**Work request**
Without changing a word, copy every line of the listing below and leave out the images.

**Material for this exercise**
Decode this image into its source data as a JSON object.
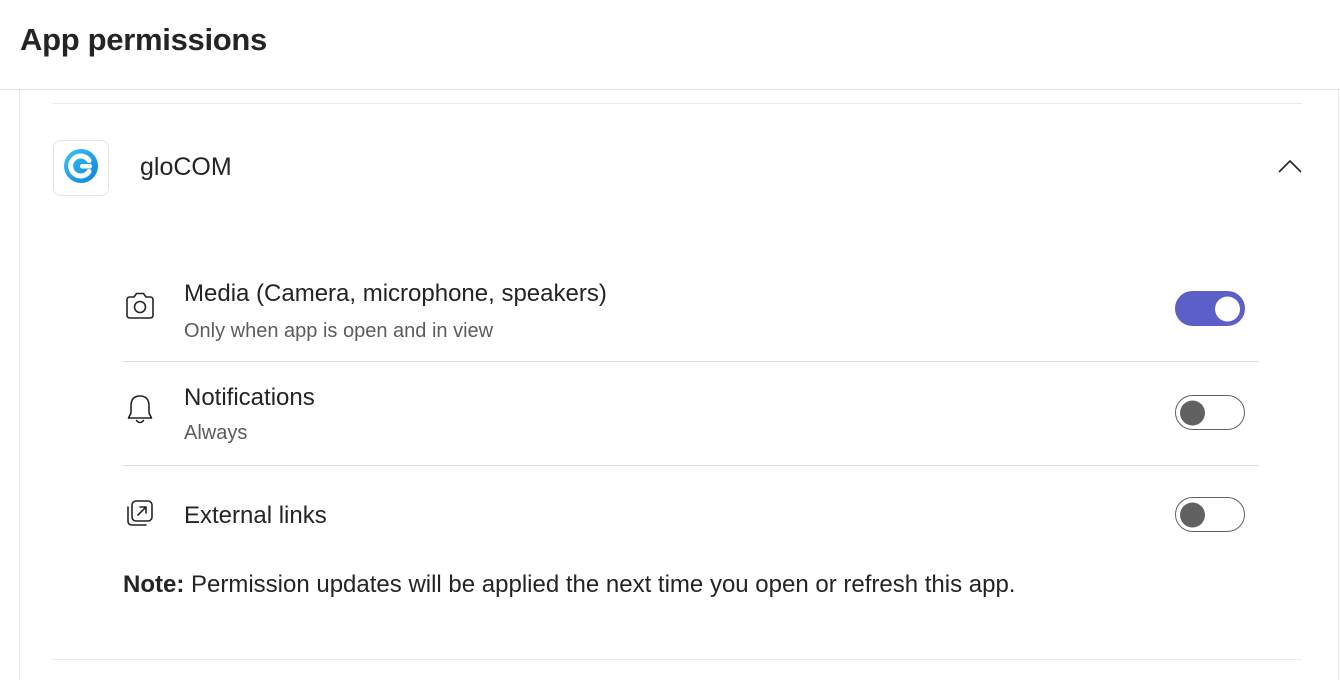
{
  "header": {
    "title": "App permissions"
  },
  "app": {
    "name": "gloCOM",
    "icon": "glocom-logo-icon",
    "expanded": true,
    "collapse_icon": "chevron-up-icon"
  },
  "permissions": [
    {
      "icon": "camera-icon",
      "title": "Media (Camera, microphone, speakers)",
      "subtitle": "Only when app is open and in view",
      "enabled": true
    },
    {
      "icon": "bell-icon",
      "title": "Notifications",
      "subtitle": "Always",
      "enabled": false
    },
    {
      "icon": "external-link-icon",
      "title": "External links",
      "subtitle": "",
      "enabled": false
    }
  ],
  "note": {
    "label": "Note:",
    "text": " Permission updates will be applied the next time you open or refresh this app."
  },
  "colors": {
    "accent": "#5b5fc7",
    "toggle_off": "#616161",
    "logo_blue": "#1a9be8"
  }
}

**Written solution**
Decode this image into its source data as a JSON object.
{
  "header": {
    "title": "App permissions"
  },
  "app": {
    "name": "gloCOM",
    "icon": "glocom-logo-icon",
    "expanded": true,
    "collapse_icon": "chevron-up-icon"
  },
  "permissions": [
    {
      "icon": "camera-icon",
      "title": "Media (Camera, microphone, speakers)",
      "subtitle": "Only when app is open and in view",
      "enabled": true
    },
    {
      "icon": "bell-icon",
      "title": "Notifications",
      "subtitle": "Always",
      "enabled": false
    },
    {
      "icon": "external-link-icon",
      "title": "External links",
      "subtitle": "",
      "enabled": false
    }
  ],
  "note": {
    "label": "Note:",
    "text": " Permission updates will be applied the next time you open or refresh this app."
  },
  "colors": {
    "accent": "#5b5fc7",
    "toggle_off": "#616161",
    "logo_blue": "#1a9be8"
  }
}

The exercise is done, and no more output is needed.